"A lot of men wind up thinking that their sex life is missing something, that other men are having wilder sex or more frequent sex," Davidson says. "They have a sense that the pleasure ship has sailed and left them behind."
Unfortunately, men may learn a lot of what they know about sex from pornography. The problem with that is women and men who appear in porn are often in great physical shape. Both women and men are well-endowed, which can create unrealistic expectations.
"One of the most destructive myths of porn is that it convinces so many guys that they're too small," Castleman says. "They forget that pornography is self-selecting... These are not average men. They're the extreme end of the scale."
Other myths men may learn from pornography include the ideas that women are always ready for sex, that the same moves work on every partner all the time, and that sex always ends in orgasm.
Porn isn't all bad. It can give men ideas for sexual exporation and fun scenarios to enjoy withtheir partners, with a caveat: "As long as you're aware that it's not reality," Castleman says. "It's like watching a car chase in an action movie. It's exciting. It's entertaining. But everyone knows it's not the way to drive."
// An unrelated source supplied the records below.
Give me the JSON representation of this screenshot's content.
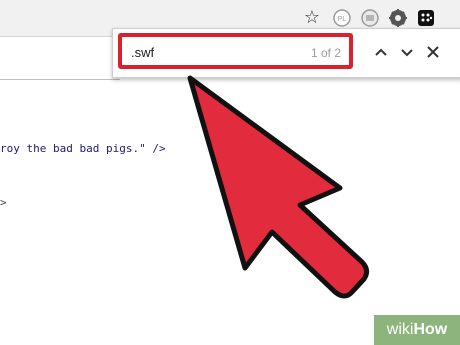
{
  "toolbar": {
    "icons": [
      "star-icon",
      "extension-pl-icon",
      "extension-plain-icon",
      "extension-gear-icon",
      "extension-blackberry-icon"
    ],
    "ext_pl_label": "PL"
  },
  "page": {
    "code_line_1": "roy the bad bad pigs.\" />",
    "code_line_2": ">"
  },
  "find_bar": {
    "query": ".swf",
    "count": "1 of 2",
    "highlight_color": "#d9222e"
  },
  "overlay": {
    "arrow_color": "#e32b3e",
    "arrow_outline_color": "#111111"
  },
  "watermark": {
    "wiki": "wiki",
    "how": "How"
  }
}
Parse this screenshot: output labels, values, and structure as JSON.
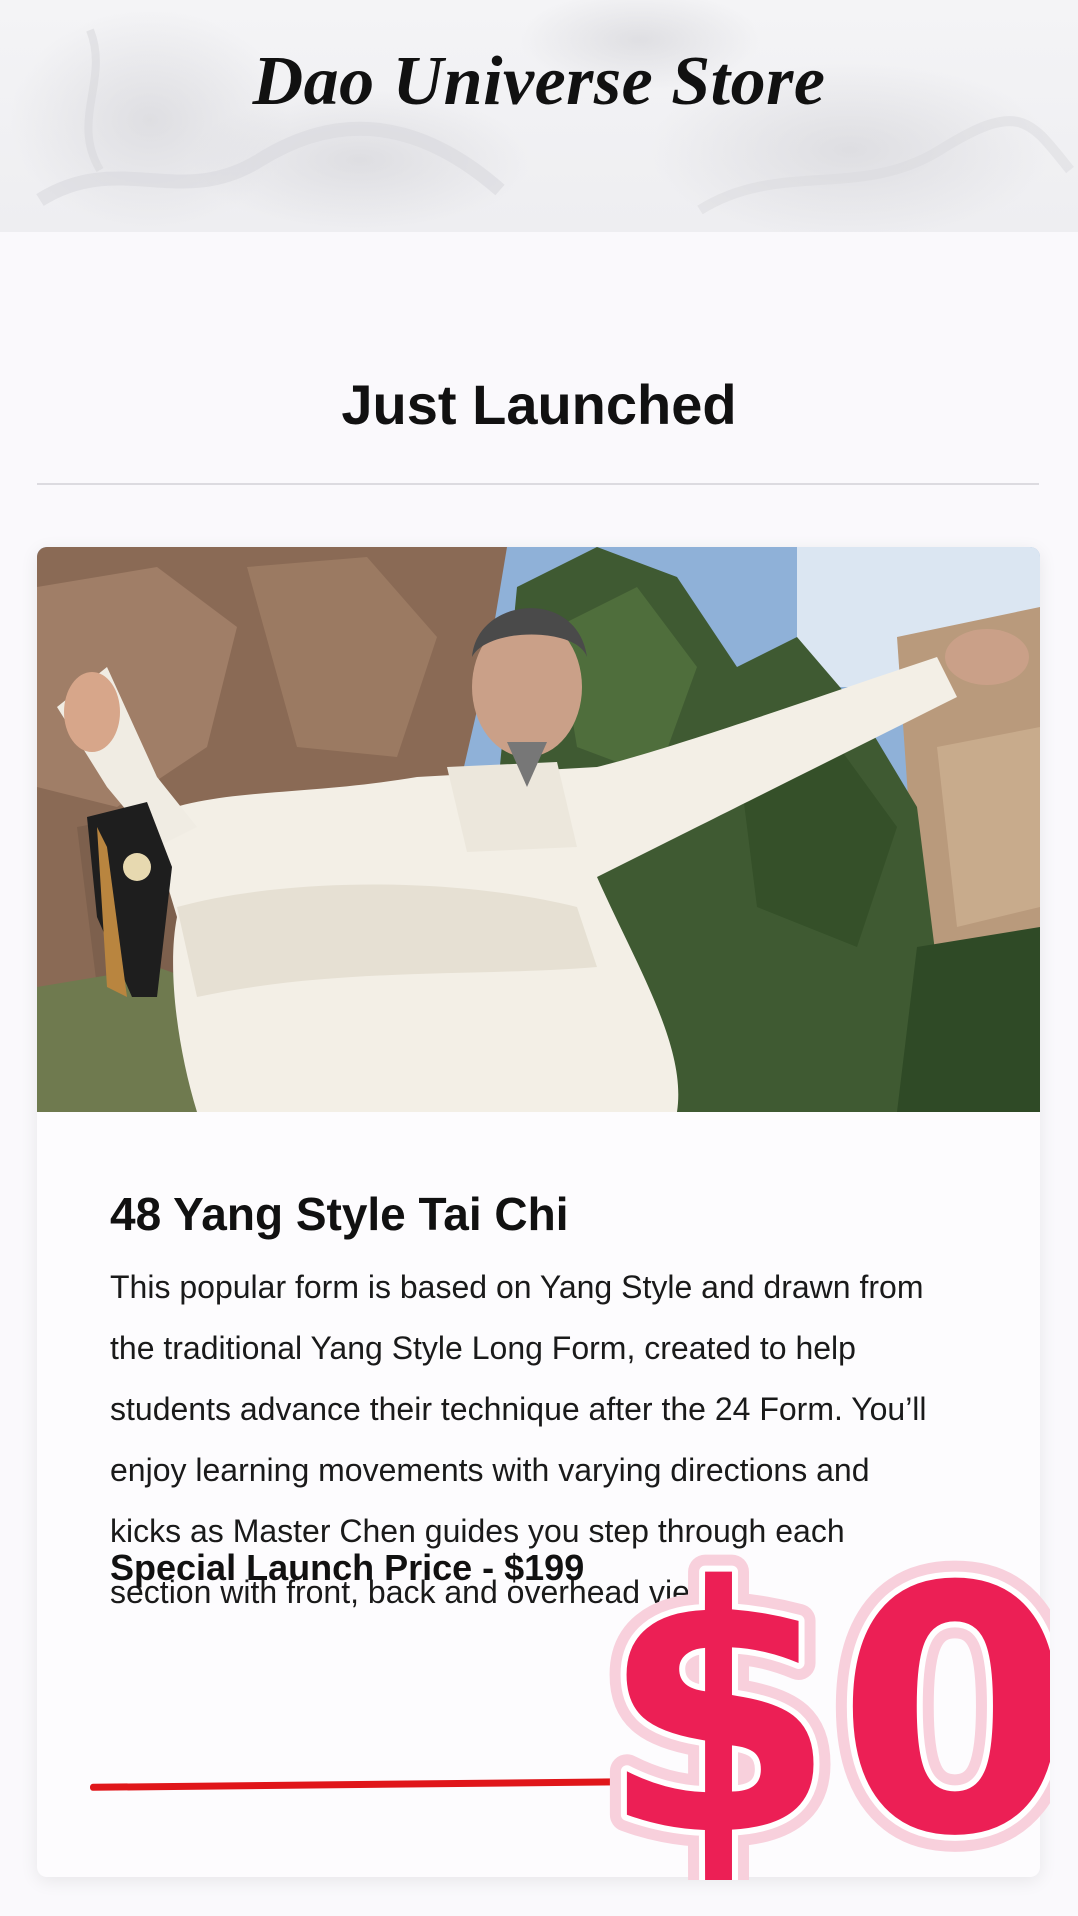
{
  "header": {
    "store_title": "Dao Universe Store"
  },
  "section": {
    "title": "Just Launched"
  },
  "product": {
    "name": "48 Yang Style Tai Chi",
    "description": "This popular form is based on Yang Style and drawn from the traditional Yang Style Long Form, created to help students advance their technique after the 24 Form. You’ll enjoy learning movements with varying directions and kicks as Master Chen guides you step through each section with front, back and overhead views.",
    "old_price_label": "Special Launch Price - $199",
    "new_price": "$0",
    "image_icon": "tai-chi-master-photo"
  },
  "colors": {
    "price_pink": "#ec1f55",
    "strike_red": "#e0161a",
    "text": "#111111"
  }
}
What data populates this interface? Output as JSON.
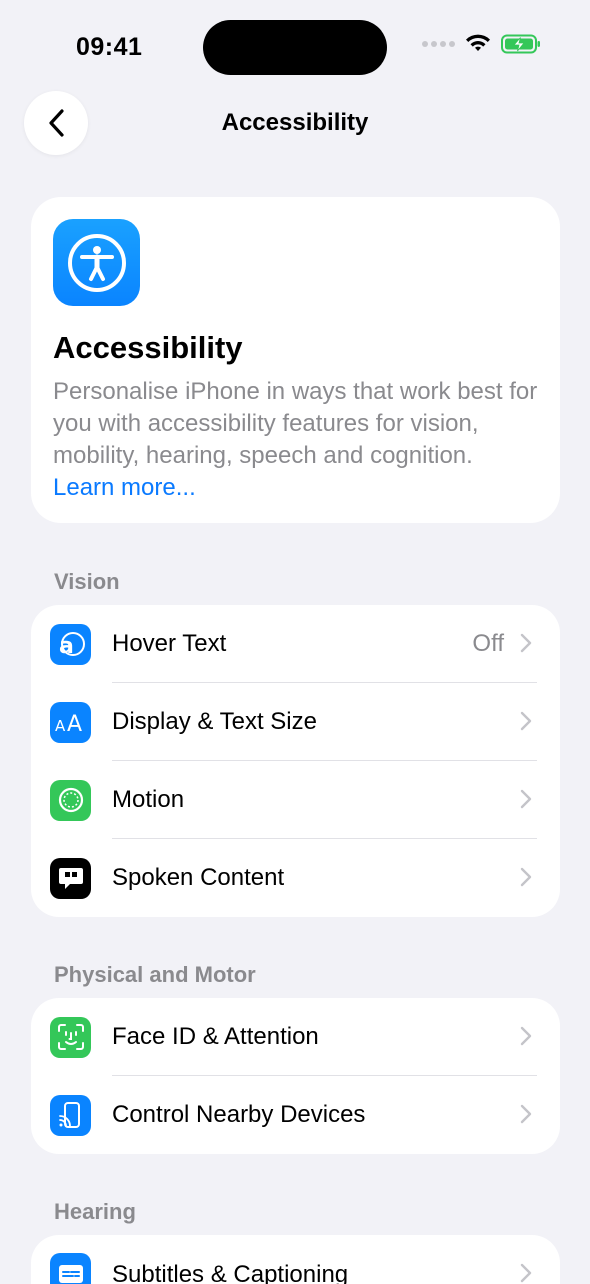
{
  "status_bar": {
    "time": "09:41"
  },
  "nav": {
    "title": "Accessibility"
  },
  "hero": {
    "title": "Accessibility",
    "description": "Personalise iPhone in ways that work best for you with accessibility features for vision, mobility, hearing, speech and cognition.",
    "link": "Learn more..."
  },
  "sections": {
    "vision": {
      "title": "Vision",
      "items": [
        {
          "label": "Hover Text",
          "value": "Off",
          "icon": "hover-text-icon"
        },
        {
          "label": "Display & Text Size",
          "value": "",
          "icon": "text-size-icon"
        },
        {
          "label": "Motion",
          "value": "",
          "icon": "motion-icon"
        },
        {
          "label": "Spoken Content",
          "value": "",
          "icon": "spoken-content-icon"
        }
      ]
    },
    "physical": {
      "title": "Physical and Motor",
      "items": [
        {
          "label": "Face ID & Attention",
          "value": "",
          "icon": "face-id-icon"
        },
        {
          "label": "Control Nearby Devices",
          "value": "",
          "icon": "nearby-devices-icon"
        }
      ]
    },
    "hearing": {
      "title": "Hearing",
      "items": [
        {
          "label": "Subtitles & Captioning",
          "value": "",
          "icon": "subtitles-icon"
        }
      ]
    }
  },
  "colors": {
    "accent": "#0a7aff",
    "blue_icon": "#0a84ff",
    "green_icon": "#34c759",
    "background": "#f2f2f7"
  }
}
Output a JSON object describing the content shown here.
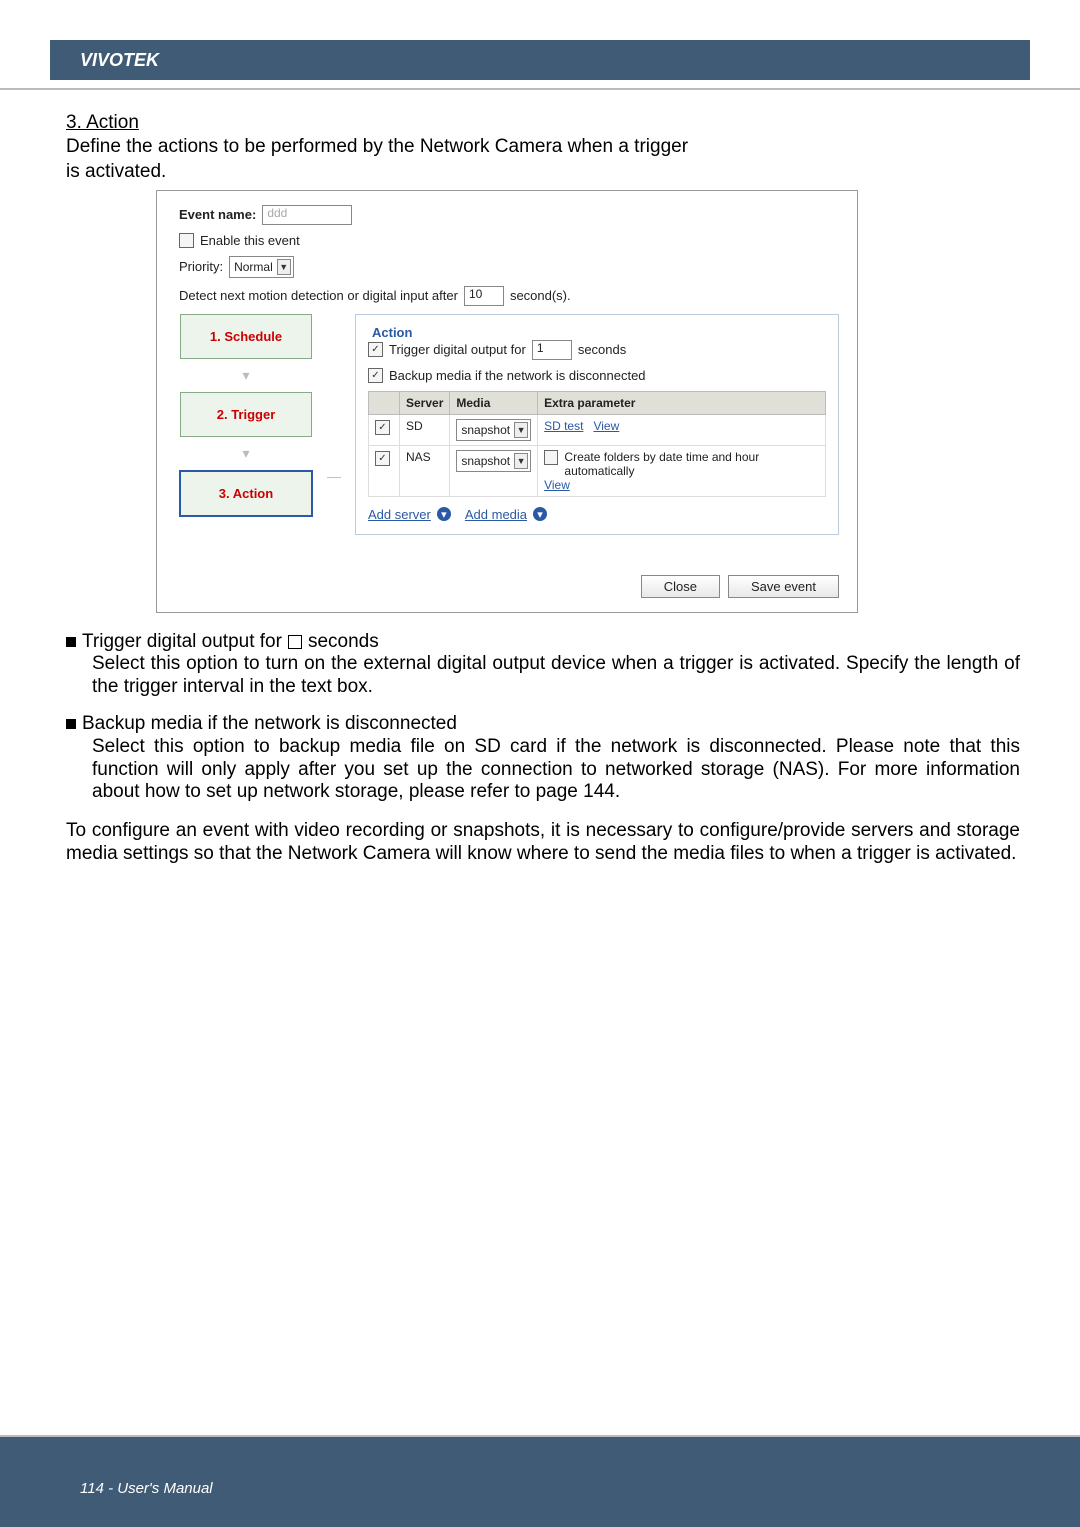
{
  "brand": "VIVOTEK",
  "section": {
    "number_title": "3. Action",
    "desc1": "Define the actions to be performed by the Network Camera when a trigger",
    "desc2": "is activated."
  },
  "cfg": {
    "event_name_label": "Event name:",
    "event_name_value": "ddd",
    "enable_label": "Enable this event",
    "priority_label": "Priority:",
    "priority_value": "Normal",
    "detect_label_a": "Detect next motion detection or digital input after",
    "detect_value": "10",
    "detect_label_b": "second(s).",
    "fieldset_title": "Action",
    "trigger_do_a": "Trigger digital output for",
    "trigger_do_value": "1",
    "trigger_do_b": "seconds",
    "backup_label": "Backup media if the network is disconnected",
    "th_server": "Server",
    "th_media": "Media",
    "th_extra": "Extra parameter",
    "row_sd_server": "SD",
    "row_sd_media": "snapshot",
    "row_sd_sdtest": "SD test",
    "row_sd_view": "View",
    "row_nas_server": "NAS",
    "row_nas_media": "snapshot",
    "row_nas_create": "Create folders by date time and hour automatically",
    "row_nas_view": "View",
    "add_server": "Add server",
    "add_media": "Add media",
    "close": "Close",
    "save": "Save event"
  },
  "steps": {
    "s1": "1.  Schedule",
    "s2": "2.  Trigger",
    "s3": "3.  Action"
  },
  "bullets": {
    "b1_title_a": "Trigger digital output for",
    "b1_title_b": "seconds",
    "b1_body": "Select this option to turn on the external digital output device when a trigger is activated. Specify the length of the trigger interval in the text box.",
    "b2_title": "Backup media if the network is disconnected",
    "b2_body": "Select this option to backup media file on SD card if the network is disconnected. Please note that this function will only apply after you set up the connection to networked storage (NAS). For more information about how to set up network storage, please refer to page 144."
  },
  "para": "To configure an event with video recording or snapshots, it is necessary to configure/provide servers and storage media settings so that the Network Camera will know where to send the media files to when a trigger is activated.",
  "footer": "114 - User's Manual"
}
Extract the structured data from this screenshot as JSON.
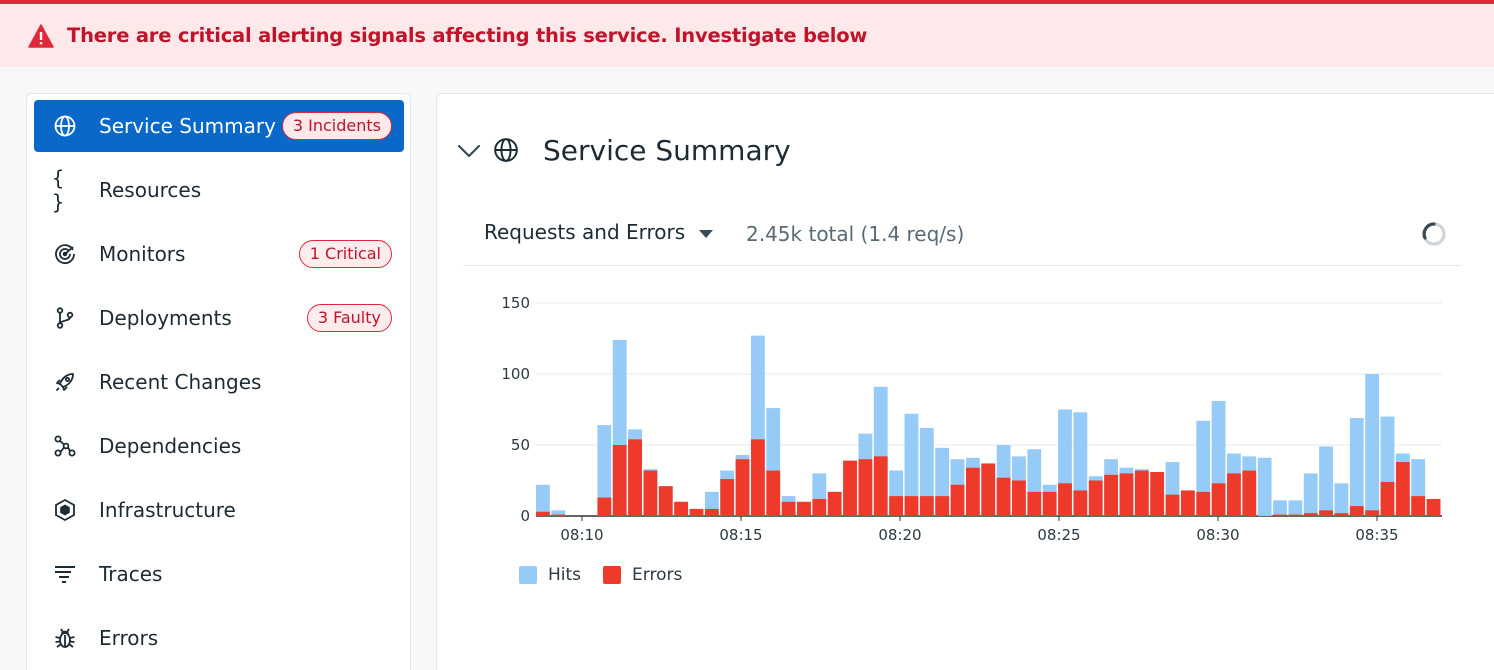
{
  "alert": {
    "message": "There are critical alerting signals affecting this service. Investigate below",
    "icon": "warning-triangle-icon",
    "color": "#c0142a"
  },
  "sidebar": {
    "items": [
      {
        "label": "Service Summary",
        "icon": "globe-icon",
        "badge": "3 Incidents",
        "active": true
      },
      {
        "label": "Resources",
        "icon": "braces-icon",
        "badge": ""
      },
      {
        "label": "Monitors",
        "icon": "monitor-target-icon",
        "badge": "1 Critical"
      },
      {
        "label": "Deployments",
        "icon": "git-branch-icon",
        "badge": "3 Faulty"
      },
      {
        "label": "Recent Changes",
        "icon": "rocket-icon",
        "badge": ""
      },
      {
        "label": "Dependencies",
        "icon": "dependencies-graph-icon",
        "badge": ""
      },
      {
        "label": "Infrastructure",
        "icon": "hexagon-icon",
        "badge": ""
      },
      {
        "label": "Traces",
        "icon": "traces-icon",
        "badge": ""
      },
      {
        "label": "Errors",
        "icon": "bug-icon",
        "badge": ""
      }
    ]
  },
  "main": {
    "title": "Service Summary",
    "metric_selector": "Requests and Errors",
    "total": "2.45k total (1.4 req/s)"
  },
  "colors": {
    "accent": "#0a68c8",
    "hits": "#96cbf7",
    "errors": "#ee3a2a",
    "critical": "#e0283b"
  },
  "chart_data": {
    "type": "bar",
    "stacked": true,
    "x_tick_labels": [
      "08:10",
      "08:15",
      "08:20",
      "08:25",
      "08:30",
      "08:35"
    ],
    "y_ticks": [
      0,
      50,
      100,
      150
    ],
    "ylim": [
      0,
      150
    ],
    "grid": true,
    "legend_position": "bottom-left",
    "series": [
      {
        "name": "Hits",
        "values": [
          22,
          4,
          0,
          0,
          64,
          124,
          61,
          33,
          21,
          10,
          5,
          17,
          32,
          43,
          127,
          76,
          14,
          10,
          30,
          17,
          39,
          58,
          91,
          32,
          72,
          62,
          48,
          40,
          41,
          37,
          50,
          42,
          47,
          22,
          75,
          73,
          28,
          40,
          34,
          33,
          20,
          38,
          18,
          67,
          81,
          44,
          42,
          41,
          11,
          11,
          30,
          49,
          23,
          69,
          100,
          70,
          44,
          40
        ]
      },
      {
        "name": "Errors",
        "values": [
          3,
          1,
          0,
          0,
          13,
          50,
          54,
          32,
          21,
          10,
          5,
          5,
          26,
          40,
          54,
          32,
          10,
          10,
          12,
          17,
          39,
          40,
          42,
          14,
          14,
          14,
          14,
          22,
          34,
          37,
          27,
          25,
          17,
          17,
          23,
          18,
          25,
          29,
          30,
          32,
          31,
          15,
          18,
          17,
          23,
          30,
          32,
          0,
          1,
          1,
          2,
          4,
          2,
          7,
          4,
          24,
          38,
          14,
          12
        ]
      }
    ],
    "notes": "Hits bars are drawn behind Errors bars; each Hits value is the total bar height."
  }
}
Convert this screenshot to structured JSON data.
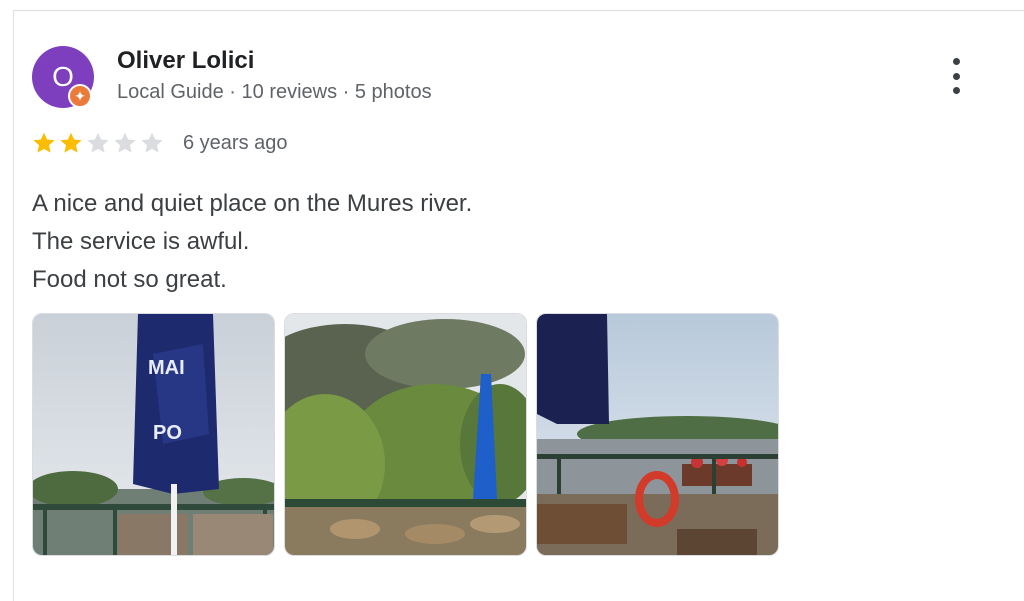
{
  "review": {
    "avatar_initial": "O",
    "reviewer_name": "Oliver Lolici",
    "reviewer_meta": "Local Guide · 10 reviews · 5 photos",
    "rating": 2,
    "max_rating": 5,
    "time_ago": "6 years ago",
    "text_lines": [
      "A nice and quiet place on the Mures river.",
      "The service is awful.",
      "Food not so great."
    ],
    "photos": [
      {
        "icon": "umbrella-terrace-photo"
      },
      {
        "icon": "trees-terrace-photo"
      },
      {
        "icon": "river-terrace-photo"
      }
    ]
  },
  "colors": {
    "avatar": "#7e3fbf",
    "badge": "#ea7b3b",
    "star_filled": "#fbbc04",
    "star_empty": "#dadce0"
  }
}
Stress, anxiety, and distractions can lead to less satisfying sex. Leave the stress of the job at work, and minimize your anxiety about your performance. "If we can quiet our monkey-minds, put a stop to that ceaseless inner-chatter, we can open ourselves up to better sex," Britton says.
She recommends that men adopt a mantra: FOPS, or Focus on Pleasurable Sensations. "There are techniques ranging from eye-gazing to massage and synchronized breathing that help keep you in the moment," Britton says. "Great sex happens in the present. It doesn't happen in the future, like worrying about how quickly you're going to come."
When it comes to penis size, men always hear that size doesn't matter to women. While this may be the case for most, it's not so much about having the biggest penis as it is fitting with your partner. "I'm not going to pretend it doesn't matter," Davidson says. "There are plenty of women for whom it absolutely does. But I prefer to focus on the idea of the right fit."
People come in all shapes and sizes and some fit better with each other. For many women, average sized men are the best fit. This is usually a matter of personal preference. However, it's not something to get caught up in and worry about. Focus on foreplay – kissing, caressing, and other ways of giving pleasure – can lead to satisfying sex for men and women of all shapes and sizes.
Don't forget to talk to your partner, too. "A lot of women are very responsive to a man's voice during lovemaking," Davidson says. "If a man has verbal facility and can entice a woman through his voice that can become a powerful part of his repertoire."
It may sound mundane to schedule sex, but it can actually make it more relaxing with both partners having more realistic expectations. "There's this powerful mythology that says you should fall into each other's arms spontaneously, with string music playing and the sun setting in the West, and if that doesn't happen there's something wrong with you," Castleman says. "Nonsense. Real life doesn't work that way."
Scheduling sex can also eliminate conflict over desire differences and remove the pressure to perform. "People say, 'What if I'm not in the mood?' Well, one of the things about relationships is that you sometimes make compromises. But what astonishes people once they start scheduling sex is that they can actually enjoy it," says Castleman.
IMAGES PROVIDED BY:
- Michael Castleman: Great Sex: A Man’s Guide to the Secret Principles of Total-Body Sex.
- Ohio State University News Research Archive: "Study Debunks Stereotype That Men Think About Sex All Day Long."